Housetraining / Crate Training

Three hardcore rules apply to any puppy, especially from 1 – 4 or 5 months:


Your dog is in its crate


Your dog is outside going potty


Your dog stays leashed to someone in the house so you can watch them

These options give your dog very little room to fail. The kennel teaches the puppy to hold their bladder. Dogs inherently won’t soil their “den.” Like potty training children, most children don’t like feeling “wet” if they wear underwear. Puppies are quick to seize an opportunity to potty without being caught and reappear before you even notice they left. I know how hard it is to have the puppy attached to you all the time, so please use the kennel to give you and the puppy breaks.

Making sure they stay connected to you accomplishes two things.

A good rule of thumb, puppies can usually hold their bladder one hour per month in age plus one!

For example, a 2-month-old puppy can go about every 2-3 hours, or a 4-month-old puppy can hold it 4-5 hours. When you first get your puppy, take them out every 30 min or every hour to be on the safe side.

Make sure you potty break as SOON as they get up from a nap, within 15-30 min from when they eat, and during play sessions when they suddenly stop! Puppies forget to go potty, and these are the prime times that MOST puppies struggle the most to hold it. Smaller breeds can be difficult, purely because their bladders are smaller. So that expectations are clear, most puppies aren’t truly housetrained until 6-8 months, although many puppies “get it” before that!

Can you train a dog to ring a bell or signal to go out to potty outside? Yes absolutely! We teach a cue to touch and start with our hand first, then add in the bells. You do have to be careful because although the bells are great when they are young and learning, they can quickly become a way to “ask” to go outside even if they don’t have to potty and want to play. We can work through that too!
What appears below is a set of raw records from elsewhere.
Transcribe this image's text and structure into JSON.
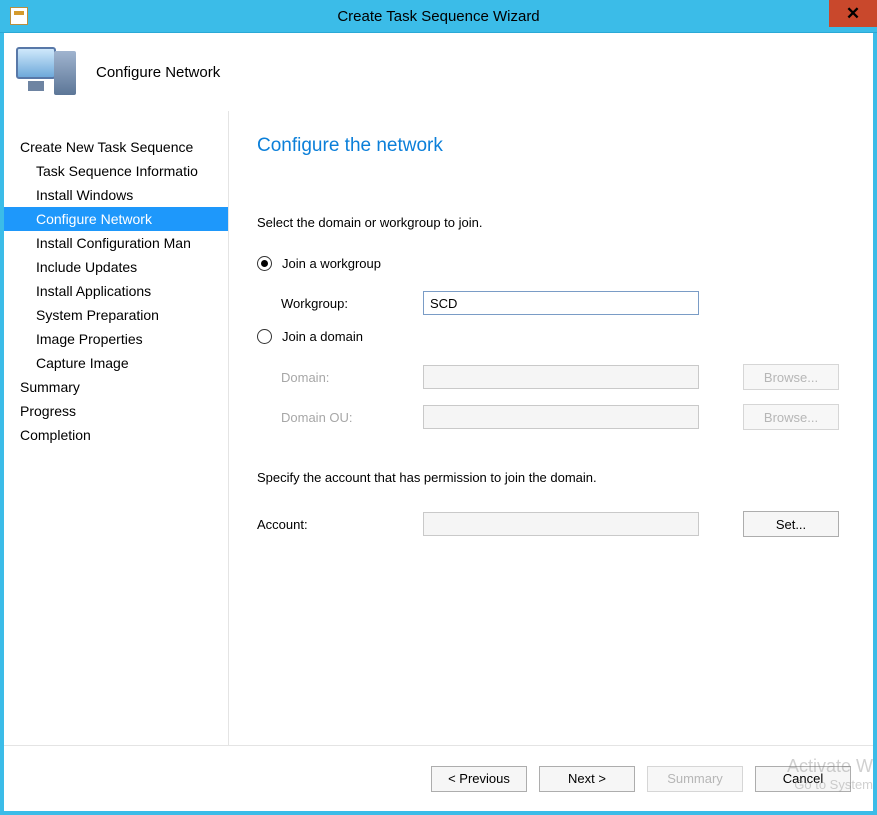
{
  "titlebar": {
    "title": "Create Task Sequence Wizard",
    "close_glyph": "✕"
  },
  "header": {
    "page_name": "Configure Network"
  },
  "sidebar": {
    "items": [
      {
        "label": "Create New Task Sequence",
        "sub": false,
        "selected": false
      },
      {
        "label": "Task Sequence Informatio",
        "sub": true,
        "selected": false
      },
      {
        "label": "Install Windows",
        "sub": true,
        "selected": false
      },
      {
        "label": "Configure Network",
        "sub": true,
        "selected": true
      },
      {
        "label": "Install Configuration Man",
        "sub": true,
        "selected": false
      },
      {
        "label": "Include Updates",
        "sub": true,
        "selected": false
      },
      {
        "label": "Install Applications",
        "sub": true,
        "selected": false
      },
      {
        "label": "System Preparation",
        "sub": true,
        "selected": false
      },
      {
        "label": "Image Properties",
        "sub": true,
        "selected": false
      },
      {
        "label": "Capture Image",
        "sub": true,
        "selected": false
      },
      {
        "label": "Summary",
        "sub": false,
        "selected": false
      },
      {
        "label": "Progress",
        "sub": false,
        "selected": false
      },
      {
        "label": "Completion",
        "sub": false,
        "selected": false
      }
    ]
  },
  "main": {
    "heading": "Configure the network",
    "instruction": "Select the domain or workgroup to join.",
    "join_workgroup_label": "Join a workgroup",
    "workgroup_label": "Workgroup:",
    "workgroup_value": "SCD",
    "join_domain_label": "Join a domain",
    "domain_label": "Domain:",
    "domain_value": "",
    "domain_ou_label": "Domain OU:",
    "domain_ou_value": "",
    "browse_label": "Browse...",
    "account_instruction": "Specify the account that has permission to join the domain.",
    "account_label": "Account:",
    "account_value": "",
    "set_label": "Set..."
  },
  "footer": {
    "previous": "< Previous",
    "next": "Next >",
    "summary": "Summary",
    "cancel": "Cancel"
  },
  "watermark": {
    "line1": "Activate W",
    "line2": "Go to System"
  }
}
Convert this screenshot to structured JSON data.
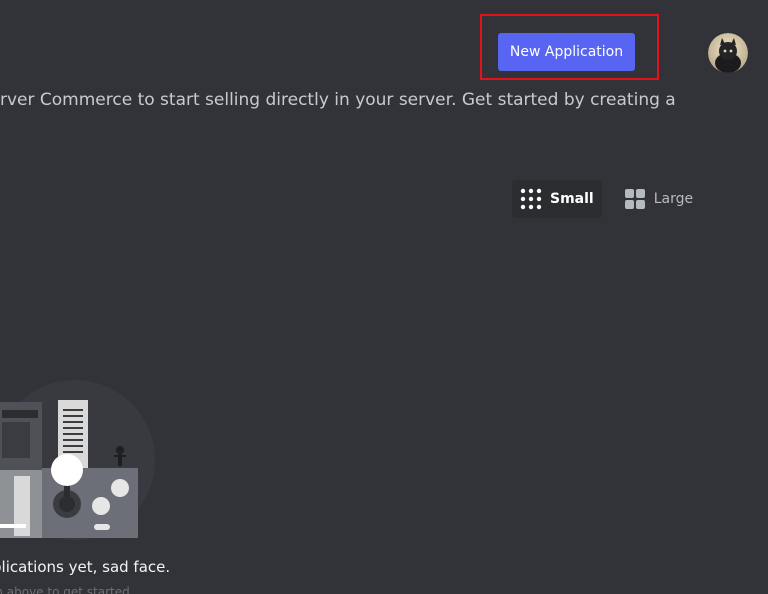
{
  "header": {
    "new_application_label": "New Application"
  },
  "intro": {
    "text": "rver Commerce to start selling directly in your server. Get started by creating a"
  },
  "view_toggle": {
    "small_label": "Small",
    "large_label": "Large",
    "selected": "Small"
  },
  "empty_state": {
    "title": "plications yet, sad face.",
    "subtitle": "on above to get started"
  },
  "colors": {
    "background": "#313338",
    "accent": "#5865f2",
    "highlight": "#e1141d"
  }
}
Please crate train your puppy. Not only will it help avoid isolation distress, but this is particularly important with the excessive number of dogs we see with separation anxiety after COVID. It is MUCH easier to prevent this than to treat it!

We can help with both of these challenges as they can be difficult for new puppy owners.